WORK INSTRUCTION: How many lines in the entries below contain the word "value"? Answer with the number and nothing else.

Web page and app entries:
=== Begin Enclosure ===

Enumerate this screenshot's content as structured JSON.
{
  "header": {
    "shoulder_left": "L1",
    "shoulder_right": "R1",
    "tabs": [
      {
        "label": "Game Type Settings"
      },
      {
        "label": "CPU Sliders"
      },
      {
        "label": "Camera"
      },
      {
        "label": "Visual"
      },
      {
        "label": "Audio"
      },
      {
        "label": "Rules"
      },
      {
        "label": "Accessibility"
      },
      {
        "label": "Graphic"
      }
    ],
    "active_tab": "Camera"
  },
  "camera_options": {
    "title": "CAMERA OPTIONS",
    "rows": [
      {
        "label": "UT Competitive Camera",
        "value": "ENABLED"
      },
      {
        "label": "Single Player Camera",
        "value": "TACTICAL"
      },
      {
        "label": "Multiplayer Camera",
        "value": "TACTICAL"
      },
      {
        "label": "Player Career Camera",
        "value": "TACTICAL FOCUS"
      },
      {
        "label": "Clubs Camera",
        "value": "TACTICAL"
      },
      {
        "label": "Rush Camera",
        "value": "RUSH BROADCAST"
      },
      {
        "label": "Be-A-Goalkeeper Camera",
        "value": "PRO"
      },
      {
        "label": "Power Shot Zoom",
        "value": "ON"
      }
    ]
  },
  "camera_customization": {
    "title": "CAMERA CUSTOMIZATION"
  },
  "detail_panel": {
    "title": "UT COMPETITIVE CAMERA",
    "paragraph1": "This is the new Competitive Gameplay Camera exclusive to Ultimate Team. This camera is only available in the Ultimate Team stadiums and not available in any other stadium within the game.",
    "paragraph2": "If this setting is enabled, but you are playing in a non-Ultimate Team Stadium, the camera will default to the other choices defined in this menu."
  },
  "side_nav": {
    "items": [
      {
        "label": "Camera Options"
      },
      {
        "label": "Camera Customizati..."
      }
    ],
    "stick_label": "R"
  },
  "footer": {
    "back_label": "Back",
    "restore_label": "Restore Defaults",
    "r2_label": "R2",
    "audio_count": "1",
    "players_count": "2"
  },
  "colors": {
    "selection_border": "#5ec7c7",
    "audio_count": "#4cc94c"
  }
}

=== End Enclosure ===

SOLUTION TO THIS TASK: 8